What are secured loans?
Secured loans, also known as homeowner loans, are borrowed against an asset you own, typically your home. When you apply for a secured loan, the lender will ask you to put up an asset as a security for the loan. This means that if you cannot repay the loan, the lender can sell the asset to recoup the loan. Mortgages are a form of secured lending, typically used to purchase property. Secured loans, however, can be used for any purpose.
Is a secured loan or homeowner loan the best loan for me?
Typically, homeowner loans or secured loans are used for long term borrowing. They can have repayment periods of up to 40 years.
Whether a particular loan is right for you depends on your individual needs and financial circumstances.
Secured loans are generally used to borrow larger sums of money. This can range from £35,000 and go up to around £100,000, though it is possible to borrow smaller amounts. This could be to fund a large expense like a wedding, or for making home improvements.
Secured loans are useful if you want to repay them over a long period of time. The longer term typically means that your monthly repayments will be much lower than a standard personal loan. The downside of a long term loan is that you end up paying more in interest over all.
Banks and lenders are keen to offer secured loans and homeowner loans because of that. This opens a range of options for borrowers who can compare secured loans and find the best deal for them. You can also use our secured loan comparison tool and online loan calculator to see how much you can borrow.
How much do secured loans cost?

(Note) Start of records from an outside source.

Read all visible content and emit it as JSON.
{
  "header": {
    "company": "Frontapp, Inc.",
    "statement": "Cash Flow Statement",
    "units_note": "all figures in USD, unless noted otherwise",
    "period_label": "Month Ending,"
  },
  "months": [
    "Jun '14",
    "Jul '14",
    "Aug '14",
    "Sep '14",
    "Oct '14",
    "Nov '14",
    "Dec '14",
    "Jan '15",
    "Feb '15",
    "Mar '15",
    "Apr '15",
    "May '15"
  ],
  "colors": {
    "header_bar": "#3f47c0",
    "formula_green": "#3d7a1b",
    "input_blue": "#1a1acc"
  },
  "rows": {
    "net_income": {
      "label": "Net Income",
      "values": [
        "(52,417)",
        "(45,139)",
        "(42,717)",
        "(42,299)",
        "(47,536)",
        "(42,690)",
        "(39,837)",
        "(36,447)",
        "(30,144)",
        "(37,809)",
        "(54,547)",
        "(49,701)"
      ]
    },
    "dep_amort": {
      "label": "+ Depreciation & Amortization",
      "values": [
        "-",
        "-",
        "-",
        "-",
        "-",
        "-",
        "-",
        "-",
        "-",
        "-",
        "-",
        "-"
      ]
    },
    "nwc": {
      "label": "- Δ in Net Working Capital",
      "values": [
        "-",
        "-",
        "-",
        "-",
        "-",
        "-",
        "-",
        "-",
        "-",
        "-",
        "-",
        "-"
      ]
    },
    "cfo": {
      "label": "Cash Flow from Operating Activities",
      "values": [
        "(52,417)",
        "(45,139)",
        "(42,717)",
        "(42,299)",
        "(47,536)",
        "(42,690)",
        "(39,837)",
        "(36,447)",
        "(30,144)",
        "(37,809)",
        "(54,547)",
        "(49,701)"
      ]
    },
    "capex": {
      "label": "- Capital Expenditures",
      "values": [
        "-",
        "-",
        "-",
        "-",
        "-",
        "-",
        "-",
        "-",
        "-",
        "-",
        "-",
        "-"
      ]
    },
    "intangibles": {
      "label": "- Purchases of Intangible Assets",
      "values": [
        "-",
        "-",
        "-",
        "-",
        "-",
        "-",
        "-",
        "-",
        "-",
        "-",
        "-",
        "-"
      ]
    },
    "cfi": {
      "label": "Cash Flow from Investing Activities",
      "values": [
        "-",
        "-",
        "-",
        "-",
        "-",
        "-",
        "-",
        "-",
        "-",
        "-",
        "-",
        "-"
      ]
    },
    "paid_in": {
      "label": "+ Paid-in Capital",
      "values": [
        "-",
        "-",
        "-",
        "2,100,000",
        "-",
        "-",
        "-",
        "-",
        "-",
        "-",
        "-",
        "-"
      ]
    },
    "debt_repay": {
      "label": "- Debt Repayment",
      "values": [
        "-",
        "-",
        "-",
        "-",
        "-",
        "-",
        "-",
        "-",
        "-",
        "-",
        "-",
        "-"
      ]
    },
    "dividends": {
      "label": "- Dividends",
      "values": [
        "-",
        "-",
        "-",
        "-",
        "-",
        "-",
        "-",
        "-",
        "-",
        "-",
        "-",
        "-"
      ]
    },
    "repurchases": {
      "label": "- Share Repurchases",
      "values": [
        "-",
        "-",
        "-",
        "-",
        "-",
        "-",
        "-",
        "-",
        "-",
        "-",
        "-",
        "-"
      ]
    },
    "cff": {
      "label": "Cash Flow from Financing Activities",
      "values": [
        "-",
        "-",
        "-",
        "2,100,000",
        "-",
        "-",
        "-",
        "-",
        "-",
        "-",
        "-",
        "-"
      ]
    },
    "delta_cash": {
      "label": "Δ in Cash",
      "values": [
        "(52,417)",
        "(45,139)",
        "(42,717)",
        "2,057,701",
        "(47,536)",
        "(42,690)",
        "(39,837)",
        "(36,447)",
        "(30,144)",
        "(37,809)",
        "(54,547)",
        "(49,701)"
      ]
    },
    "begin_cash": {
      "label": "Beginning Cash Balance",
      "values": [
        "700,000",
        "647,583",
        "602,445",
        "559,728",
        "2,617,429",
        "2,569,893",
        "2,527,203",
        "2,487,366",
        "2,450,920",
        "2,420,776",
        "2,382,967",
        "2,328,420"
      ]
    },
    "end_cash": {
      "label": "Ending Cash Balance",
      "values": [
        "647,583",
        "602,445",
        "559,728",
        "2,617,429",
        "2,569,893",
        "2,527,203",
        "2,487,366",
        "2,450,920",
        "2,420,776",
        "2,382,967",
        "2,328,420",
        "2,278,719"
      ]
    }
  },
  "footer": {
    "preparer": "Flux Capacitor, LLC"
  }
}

As with most loans, the cost of the loan depends on the interest rate you're offered and any fees associated with the loan.
Interest: The interest rate you are offered will determine how much your monthly repayments will be. Secured loan rates will also affect how much you pay in interest overall over the term of the loan. This is why it's important to use a secure loan comparison tool to compare homeowner loans and find the best deals.
Some homeowner and secured loans have variable interest rates – some months your repayments will cost more than others. If you are unsure about being able to afford higher repayments, or want the certainty of a fixed repayment plan, you should avoid this type of loan.
Fees: Some lenders may charge fees in relation to your loan. These can be arrangement fees, broker fees or, in the case of secured loans, valuation fees because the loan is secured by a property. It's important to know the total cost of a loan so that you understand what you have repay.
Does 'representative' APR mean I won’t get the best loan on offer?
Often when you compare secured loans, loan comparison websites or advertise an APR. This is a calculation of the cost of the cost of the loan, which includes the interest rate and any fees charged.
The ‘representative’ APR is the APR that at least 51% of a lender’s customers will pay when taking out the personal loan being advertised.
Your personal circumstances will determine how much a lender will charge you for a loan. It's likely that you might not actually get the interest rate on offer when you compare secured loans on loan comparison sites. To get the best deal, or have access to a cheap loan, you'll need to have a good credit history with a high credit score.
How does a secured loan compare to other loans?
Secured loans give borrowers access to a large amount of money at fairly short notice, which for many people is their main advantage.
Borrowers who use a secured or homeowner loan will also typically pay a lower interest rate than with a personal loan. Lenders will see you as less of a risk because the loan is secured against your home if you are unable to repay it.
You will need to repay the loan in installments every month. If the interest on the loan is fixed you will repay a set amount each month. If the interest rate is variable, this amount will change.
What are the disadvantages of a homeowner loan?
The main downside of a homeowner or secured loan is the risk you are taking with your property if you fall behind on repayments.
With a personal loan if you are unable to repay the amount you have borrowed it will damage your credit score, or you'll have to declare bankruptcy. Borrowers who fail to maintain repayments on a secured loan can lose their home.
This is why you should only consider taking out a secured or homeowner loan if you are sure you can maintain your payments.
How does a homeowner loan compare to remortgaging?
The main alternative to a secured or homeowner loan is to remortgage your property. The risk your home will be repossessed if you fail to meet the repayments still applies. However, if you have a large amount of equity in your home remortgaging may give you access to more of the best loans at cheap interest rates.